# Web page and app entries

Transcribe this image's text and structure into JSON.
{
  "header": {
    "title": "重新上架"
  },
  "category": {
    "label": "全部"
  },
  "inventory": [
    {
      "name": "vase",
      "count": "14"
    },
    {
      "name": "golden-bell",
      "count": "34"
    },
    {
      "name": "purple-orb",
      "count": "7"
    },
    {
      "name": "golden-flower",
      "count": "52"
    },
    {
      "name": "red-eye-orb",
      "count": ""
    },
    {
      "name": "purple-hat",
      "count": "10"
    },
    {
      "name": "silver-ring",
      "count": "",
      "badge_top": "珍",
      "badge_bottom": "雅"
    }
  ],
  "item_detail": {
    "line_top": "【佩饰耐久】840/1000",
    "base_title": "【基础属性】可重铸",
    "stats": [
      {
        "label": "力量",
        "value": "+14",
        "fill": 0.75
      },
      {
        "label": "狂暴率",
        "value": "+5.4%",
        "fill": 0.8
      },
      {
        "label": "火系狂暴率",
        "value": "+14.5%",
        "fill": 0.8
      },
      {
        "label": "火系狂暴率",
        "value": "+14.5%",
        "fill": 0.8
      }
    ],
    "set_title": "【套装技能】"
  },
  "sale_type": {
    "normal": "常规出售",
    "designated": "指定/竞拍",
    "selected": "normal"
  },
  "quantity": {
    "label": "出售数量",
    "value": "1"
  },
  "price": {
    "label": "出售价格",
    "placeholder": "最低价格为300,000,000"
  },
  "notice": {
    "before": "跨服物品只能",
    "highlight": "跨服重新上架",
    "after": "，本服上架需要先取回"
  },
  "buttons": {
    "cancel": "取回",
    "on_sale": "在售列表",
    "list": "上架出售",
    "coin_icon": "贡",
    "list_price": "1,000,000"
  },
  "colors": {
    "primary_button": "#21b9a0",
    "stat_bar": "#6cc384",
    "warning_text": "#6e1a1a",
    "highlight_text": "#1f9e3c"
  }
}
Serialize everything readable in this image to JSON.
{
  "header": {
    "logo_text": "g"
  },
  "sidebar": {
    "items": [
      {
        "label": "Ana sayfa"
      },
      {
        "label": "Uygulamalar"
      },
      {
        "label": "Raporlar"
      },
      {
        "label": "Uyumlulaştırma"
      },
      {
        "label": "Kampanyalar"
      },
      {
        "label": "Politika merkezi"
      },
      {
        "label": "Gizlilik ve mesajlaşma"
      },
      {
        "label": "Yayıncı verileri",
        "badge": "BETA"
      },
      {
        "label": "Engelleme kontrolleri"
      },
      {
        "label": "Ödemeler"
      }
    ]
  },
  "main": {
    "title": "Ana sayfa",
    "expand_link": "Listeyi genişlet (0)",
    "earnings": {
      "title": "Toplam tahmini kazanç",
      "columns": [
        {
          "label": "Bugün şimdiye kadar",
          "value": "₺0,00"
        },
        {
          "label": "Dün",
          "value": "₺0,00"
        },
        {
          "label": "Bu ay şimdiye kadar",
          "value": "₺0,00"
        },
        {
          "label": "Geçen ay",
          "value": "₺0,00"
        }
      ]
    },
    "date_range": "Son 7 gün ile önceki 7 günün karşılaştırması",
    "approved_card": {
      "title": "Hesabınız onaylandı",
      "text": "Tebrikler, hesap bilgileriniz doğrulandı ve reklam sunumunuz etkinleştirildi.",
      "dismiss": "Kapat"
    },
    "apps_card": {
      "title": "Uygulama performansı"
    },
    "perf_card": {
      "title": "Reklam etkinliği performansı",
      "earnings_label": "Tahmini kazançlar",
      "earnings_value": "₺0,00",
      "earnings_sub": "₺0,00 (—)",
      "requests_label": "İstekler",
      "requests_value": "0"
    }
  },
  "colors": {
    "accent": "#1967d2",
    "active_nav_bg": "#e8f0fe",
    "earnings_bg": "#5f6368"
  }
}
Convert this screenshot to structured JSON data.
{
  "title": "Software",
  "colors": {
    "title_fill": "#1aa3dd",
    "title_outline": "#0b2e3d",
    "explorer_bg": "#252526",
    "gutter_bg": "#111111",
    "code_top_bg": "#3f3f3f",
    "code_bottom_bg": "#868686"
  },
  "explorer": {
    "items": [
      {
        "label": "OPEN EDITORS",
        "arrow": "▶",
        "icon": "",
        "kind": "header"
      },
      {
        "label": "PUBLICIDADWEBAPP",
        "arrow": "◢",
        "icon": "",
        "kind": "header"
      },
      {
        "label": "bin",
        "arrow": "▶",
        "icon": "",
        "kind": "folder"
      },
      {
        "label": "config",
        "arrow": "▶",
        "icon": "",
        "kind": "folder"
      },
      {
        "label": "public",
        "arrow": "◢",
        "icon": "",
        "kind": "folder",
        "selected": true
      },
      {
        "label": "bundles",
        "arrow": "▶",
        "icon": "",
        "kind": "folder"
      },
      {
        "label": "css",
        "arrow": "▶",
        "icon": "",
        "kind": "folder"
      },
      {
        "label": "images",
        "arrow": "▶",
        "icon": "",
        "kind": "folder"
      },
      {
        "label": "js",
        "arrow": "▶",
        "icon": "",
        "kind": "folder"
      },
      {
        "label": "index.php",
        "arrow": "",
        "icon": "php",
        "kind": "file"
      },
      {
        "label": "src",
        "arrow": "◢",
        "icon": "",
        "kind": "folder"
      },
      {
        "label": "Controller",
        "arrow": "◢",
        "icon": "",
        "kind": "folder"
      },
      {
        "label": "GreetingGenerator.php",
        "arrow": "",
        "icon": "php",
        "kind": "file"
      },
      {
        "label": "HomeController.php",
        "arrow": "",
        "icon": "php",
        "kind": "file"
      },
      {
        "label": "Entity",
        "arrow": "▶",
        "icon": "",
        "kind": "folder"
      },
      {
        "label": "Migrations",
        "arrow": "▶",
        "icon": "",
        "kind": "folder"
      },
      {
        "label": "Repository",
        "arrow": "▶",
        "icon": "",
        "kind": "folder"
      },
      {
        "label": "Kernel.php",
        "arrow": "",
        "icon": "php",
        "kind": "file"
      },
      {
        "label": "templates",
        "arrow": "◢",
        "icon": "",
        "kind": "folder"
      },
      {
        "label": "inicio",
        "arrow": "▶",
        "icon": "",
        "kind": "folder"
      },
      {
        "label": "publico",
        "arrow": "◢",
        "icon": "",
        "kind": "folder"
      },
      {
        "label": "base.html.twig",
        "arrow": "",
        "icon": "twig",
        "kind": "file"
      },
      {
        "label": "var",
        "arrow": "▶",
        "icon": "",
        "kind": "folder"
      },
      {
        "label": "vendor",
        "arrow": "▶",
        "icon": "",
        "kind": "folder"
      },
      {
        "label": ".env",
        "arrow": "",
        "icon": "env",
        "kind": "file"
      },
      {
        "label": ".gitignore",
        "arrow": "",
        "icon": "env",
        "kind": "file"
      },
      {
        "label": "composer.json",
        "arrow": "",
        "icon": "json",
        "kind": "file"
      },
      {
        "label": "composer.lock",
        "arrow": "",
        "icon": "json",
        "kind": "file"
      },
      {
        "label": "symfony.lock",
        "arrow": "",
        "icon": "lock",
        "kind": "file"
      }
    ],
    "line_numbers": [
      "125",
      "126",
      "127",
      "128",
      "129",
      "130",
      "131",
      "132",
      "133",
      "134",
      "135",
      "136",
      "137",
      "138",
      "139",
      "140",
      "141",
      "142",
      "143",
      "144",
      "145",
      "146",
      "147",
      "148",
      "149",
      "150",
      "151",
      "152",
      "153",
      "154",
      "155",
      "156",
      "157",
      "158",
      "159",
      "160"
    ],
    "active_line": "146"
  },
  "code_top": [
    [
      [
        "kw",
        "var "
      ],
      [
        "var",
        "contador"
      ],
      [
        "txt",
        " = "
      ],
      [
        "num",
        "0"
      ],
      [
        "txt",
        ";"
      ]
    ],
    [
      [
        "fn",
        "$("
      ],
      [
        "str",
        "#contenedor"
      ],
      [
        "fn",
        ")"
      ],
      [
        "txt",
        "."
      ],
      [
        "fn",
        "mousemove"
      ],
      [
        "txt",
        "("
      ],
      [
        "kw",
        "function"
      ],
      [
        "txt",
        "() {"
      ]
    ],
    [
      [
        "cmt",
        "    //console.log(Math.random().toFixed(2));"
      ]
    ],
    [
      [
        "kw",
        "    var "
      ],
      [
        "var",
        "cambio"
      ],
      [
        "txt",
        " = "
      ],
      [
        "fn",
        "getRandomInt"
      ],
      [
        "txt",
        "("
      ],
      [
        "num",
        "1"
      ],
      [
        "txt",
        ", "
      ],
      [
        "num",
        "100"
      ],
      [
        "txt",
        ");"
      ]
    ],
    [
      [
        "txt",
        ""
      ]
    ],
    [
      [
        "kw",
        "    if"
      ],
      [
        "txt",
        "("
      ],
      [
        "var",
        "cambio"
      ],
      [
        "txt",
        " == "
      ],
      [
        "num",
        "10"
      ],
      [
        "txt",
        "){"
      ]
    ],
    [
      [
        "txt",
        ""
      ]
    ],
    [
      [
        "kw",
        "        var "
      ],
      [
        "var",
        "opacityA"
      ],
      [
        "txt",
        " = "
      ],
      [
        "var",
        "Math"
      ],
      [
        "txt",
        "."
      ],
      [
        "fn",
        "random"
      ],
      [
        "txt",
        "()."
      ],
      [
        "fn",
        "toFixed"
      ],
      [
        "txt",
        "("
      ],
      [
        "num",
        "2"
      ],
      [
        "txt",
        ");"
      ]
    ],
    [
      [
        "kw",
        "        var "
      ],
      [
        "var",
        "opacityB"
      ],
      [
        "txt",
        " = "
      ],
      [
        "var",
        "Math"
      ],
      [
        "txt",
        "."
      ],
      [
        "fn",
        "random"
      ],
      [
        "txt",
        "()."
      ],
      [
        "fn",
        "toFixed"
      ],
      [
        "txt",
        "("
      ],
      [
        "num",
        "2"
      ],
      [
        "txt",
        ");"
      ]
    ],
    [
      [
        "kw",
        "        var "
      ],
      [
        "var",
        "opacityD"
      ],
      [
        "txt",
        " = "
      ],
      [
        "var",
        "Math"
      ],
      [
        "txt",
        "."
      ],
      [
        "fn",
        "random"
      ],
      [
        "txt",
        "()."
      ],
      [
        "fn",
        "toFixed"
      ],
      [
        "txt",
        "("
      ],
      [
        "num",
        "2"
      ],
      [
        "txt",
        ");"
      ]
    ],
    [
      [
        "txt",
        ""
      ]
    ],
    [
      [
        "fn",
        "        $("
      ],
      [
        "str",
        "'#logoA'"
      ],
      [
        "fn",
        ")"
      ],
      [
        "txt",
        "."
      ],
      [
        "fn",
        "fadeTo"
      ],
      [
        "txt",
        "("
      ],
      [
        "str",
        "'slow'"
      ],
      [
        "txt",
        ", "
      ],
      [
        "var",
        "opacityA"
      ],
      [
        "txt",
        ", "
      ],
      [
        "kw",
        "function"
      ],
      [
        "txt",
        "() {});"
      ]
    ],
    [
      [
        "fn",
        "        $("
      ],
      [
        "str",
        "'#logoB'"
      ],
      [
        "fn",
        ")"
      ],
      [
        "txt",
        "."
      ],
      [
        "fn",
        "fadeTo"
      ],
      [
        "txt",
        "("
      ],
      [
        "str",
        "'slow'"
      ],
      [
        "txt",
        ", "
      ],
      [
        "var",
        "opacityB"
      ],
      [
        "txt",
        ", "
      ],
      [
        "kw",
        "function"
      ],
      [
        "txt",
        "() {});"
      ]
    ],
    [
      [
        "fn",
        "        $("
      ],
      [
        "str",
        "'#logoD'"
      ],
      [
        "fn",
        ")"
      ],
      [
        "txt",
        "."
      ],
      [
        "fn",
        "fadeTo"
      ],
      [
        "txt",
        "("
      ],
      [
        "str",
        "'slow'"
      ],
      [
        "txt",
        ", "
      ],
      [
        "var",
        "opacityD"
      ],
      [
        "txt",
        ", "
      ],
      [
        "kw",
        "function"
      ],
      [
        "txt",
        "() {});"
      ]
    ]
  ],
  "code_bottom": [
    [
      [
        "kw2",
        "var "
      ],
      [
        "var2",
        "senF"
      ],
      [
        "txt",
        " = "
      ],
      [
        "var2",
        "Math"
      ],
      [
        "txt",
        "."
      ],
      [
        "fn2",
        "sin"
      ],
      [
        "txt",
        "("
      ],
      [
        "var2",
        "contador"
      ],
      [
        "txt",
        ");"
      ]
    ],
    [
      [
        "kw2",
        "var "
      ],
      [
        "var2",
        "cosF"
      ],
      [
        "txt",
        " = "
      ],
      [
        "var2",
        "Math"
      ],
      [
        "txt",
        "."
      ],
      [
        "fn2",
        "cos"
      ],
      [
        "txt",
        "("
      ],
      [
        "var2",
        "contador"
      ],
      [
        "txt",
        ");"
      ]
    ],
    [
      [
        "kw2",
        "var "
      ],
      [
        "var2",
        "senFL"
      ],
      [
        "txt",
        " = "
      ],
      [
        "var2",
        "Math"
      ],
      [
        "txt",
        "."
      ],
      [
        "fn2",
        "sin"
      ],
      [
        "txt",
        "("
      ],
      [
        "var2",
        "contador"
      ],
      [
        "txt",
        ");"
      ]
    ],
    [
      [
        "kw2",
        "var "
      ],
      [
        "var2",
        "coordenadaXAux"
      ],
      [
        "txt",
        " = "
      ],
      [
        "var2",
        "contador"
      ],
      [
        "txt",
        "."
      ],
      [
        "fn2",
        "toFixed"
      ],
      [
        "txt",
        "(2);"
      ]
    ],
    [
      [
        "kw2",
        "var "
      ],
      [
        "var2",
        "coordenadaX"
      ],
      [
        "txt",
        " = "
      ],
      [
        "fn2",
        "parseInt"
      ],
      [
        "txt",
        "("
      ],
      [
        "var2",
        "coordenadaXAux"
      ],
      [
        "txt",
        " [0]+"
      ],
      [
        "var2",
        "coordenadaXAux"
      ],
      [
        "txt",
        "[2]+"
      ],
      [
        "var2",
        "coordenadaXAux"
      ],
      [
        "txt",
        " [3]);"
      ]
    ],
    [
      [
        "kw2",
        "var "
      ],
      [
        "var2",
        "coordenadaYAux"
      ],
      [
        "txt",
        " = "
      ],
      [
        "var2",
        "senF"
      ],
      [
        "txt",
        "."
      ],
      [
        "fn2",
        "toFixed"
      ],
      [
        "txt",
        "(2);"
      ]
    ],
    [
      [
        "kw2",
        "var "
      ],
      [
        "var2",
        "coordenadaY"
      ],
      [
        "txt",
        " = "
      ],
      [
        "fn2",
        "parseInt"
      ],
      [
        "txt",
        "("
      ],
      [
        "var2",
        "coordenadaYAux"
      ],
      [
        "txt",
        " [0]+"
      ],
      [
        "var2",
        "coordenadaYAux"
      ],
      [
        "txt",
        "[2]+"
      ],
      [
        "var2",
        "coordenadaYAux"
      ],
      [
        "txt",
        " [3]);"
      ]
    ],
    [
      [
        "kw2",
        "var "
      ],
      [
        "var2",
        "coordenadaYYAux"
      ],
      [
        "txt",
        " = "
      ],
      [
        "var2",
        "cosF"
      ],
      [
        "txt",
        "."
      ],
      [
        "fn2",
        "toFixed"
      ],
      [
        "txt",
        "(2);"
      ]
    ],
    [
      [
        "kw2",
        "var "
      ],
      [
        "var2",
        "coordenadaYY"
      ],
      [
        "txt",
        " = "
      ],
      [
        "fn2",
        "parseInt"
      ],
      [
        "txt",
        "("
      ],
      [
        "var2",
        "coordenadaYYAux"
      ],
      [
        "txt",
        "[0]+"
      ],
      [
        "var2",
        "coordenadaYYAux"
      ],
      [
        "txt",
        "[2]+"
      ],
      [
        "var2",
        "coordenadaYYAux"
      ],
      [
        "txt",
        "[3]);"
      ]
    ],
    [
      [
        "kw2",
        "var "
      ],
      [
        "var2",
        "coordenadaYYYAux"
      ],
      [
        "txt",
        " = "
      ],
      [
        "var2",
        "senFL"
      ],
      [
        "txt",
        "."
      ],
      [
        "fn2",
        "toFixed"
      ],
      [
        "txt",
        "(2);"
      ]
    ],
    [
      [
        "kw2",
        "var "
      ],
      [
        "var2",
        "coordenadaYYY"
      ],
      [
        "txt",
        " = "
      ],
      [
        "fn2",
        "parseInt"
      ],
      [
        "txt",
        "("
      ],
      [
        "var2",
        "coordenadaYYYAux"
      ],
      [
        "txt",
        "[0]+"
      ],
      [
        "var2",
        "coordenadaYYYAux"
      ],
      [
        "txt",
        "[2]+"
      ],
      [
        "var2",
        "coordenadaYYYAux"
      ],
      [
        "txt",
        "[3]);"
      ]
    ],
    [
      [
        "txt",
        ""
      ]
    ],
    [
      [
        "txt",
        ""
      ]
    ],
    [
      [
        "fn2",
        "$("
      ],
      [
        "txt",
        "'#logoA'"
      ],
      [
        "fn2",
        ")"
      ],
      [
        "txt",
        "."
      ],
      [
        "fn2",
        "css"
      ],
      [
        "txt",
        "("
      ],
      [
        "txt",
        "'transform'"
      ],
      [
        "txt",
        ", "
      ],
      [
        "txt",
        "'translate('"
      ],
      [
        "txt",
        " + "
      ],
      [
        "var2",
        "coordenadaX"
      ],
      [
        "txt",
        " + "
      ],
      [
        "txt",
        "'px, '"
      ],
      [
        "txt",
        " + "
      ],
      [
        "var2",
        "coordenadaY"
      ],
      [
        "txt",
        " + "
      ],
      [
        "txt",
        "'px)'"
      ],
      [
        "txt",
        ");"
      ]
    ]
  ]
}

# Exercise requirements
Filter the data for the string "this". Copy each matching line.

# Answer to the exercise
Transcribe this image's text and structure into JSON.
Serialize everything readable in this image to JSON.
Convert this screenshot to structured JSON data.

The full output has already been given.